All lines containing the string "title" must be copied from the entries.
Top of Material shown
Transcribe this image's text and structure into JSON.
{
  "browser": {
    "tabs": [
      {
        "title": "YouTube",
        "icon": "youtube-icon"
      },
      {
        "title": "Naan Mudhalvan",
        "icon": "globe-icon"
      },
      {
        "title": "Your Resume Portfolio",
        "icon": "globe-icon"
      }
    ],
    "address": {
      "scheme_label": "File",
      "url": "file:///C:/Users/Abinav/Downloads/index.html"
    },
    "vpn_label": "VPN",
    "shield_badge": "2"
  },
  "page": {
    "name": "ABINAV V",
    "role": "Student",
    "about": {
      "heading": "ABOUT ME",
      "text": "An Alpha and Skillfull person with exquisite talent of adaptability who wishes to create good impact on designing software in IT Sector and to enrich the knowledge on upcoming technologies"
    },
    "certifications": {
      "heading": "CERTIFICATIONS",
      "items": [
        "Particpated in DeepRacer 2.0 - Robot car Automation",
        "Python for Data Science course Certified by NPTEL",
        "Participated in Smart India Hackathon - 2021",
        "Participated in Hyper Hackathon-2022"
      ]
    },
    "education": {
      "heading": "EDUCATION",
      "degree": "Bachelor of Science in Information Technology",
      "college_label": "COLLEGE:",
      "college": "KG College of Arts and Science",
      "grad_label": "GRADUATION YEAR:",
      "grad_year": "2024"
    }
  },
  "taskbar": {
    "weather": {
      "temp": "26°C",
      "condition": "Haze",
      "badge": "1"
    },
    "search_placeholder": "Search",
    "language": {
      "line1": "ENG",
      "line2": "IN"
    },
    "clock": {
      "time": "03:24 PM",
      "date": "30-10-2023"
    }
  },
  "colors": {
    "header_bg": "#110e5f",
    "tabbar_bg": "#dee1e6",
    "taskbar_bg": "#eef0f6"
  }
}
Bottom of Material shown
Result of this task
        "title": "YouTube",
        "title": "Naan Mudhalvan",
        "title": "Your Resume Portfolio",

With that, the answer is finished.